If you’ve got a deck nearby, or a friend with same, I suggest you mix a few of these babies up and stand there, wrapping your sweater around you as the sun sets, watching a robin red breast skitter across the yard. Both the drink and the scene are a harbinger of good days to come.
I pondered mixing up two and sneaking them to the Hill for Happy Hour. But I know C will have a Budweiser already waiting.
MAKES ENOUGH SYRUP FOR FOUR TO SIX DRINKS. REPLICATE AS NECESSARY.
1/2 cup sugar
1/2 cup water
1/2 cup basil
yuzu juice (unsweetened), or fresh grapefruit, lemon, lime juice, or a combination
For the Syrup: Combine 1/2 cup sugar and 1/2 cup water into a saucepan. Heat until dissolved. Add about 1/2 cup loosely packed basil leaves. Let steep for 15 minutes. Pour through a sieve, reserving syrup. Chill.
When thirsty, mix equal parts syrup, yuzu and vodka. Pour over ice. You could get fancy and get out the cocktail shaker, or you could invite a slurp of club soda along. And if there's no yuzu at your house, a mix of grapefruit and lime juice would be splendid. Enjoy with a squeeze of lime. http://gingersaltpeachlime.blogspot.com/2007/09/yuzu-i-zu.html
By day, Jennifer Steinhauer, aka Jenny, covers Congress for The New York Times.
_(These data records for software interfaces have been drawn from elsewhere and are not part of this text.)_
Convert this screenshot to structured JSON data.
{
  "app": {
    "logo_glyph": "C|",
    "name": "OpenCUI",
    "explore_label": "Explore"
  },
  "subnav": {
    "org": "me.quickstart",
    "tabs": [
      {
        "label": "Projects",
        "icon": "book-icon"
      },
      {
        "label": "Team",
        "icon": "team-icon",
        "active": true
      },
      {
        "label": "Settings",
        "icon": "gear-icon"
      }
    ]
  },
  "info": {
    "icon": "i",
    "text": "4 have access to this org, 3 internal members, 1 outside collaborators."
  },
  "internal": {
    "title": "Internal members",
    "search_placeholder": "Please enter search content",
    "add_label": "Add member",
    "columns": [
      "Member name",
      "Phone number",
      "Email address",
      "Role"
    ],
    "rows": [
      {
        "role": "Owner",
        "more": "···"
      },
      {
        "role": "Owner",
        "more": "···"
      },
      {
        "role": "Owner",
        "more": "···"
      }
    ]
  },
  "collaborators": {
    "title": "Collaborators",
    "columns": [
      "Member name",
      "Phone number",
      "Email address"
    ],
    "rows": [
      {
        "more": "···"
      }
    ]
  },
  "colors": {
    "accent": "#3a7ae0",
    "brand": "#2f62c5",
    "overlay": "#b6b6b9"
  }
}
By night, she is an obsessive cook.
A New Way to Dinner, co-authored by Food52's founders Amanda Hesser and Merrill Stubbs, is an indispensable playbook for stress-free meal-planning (hint: cook foundational dishes on the weekend and mix and match ‘em through the week).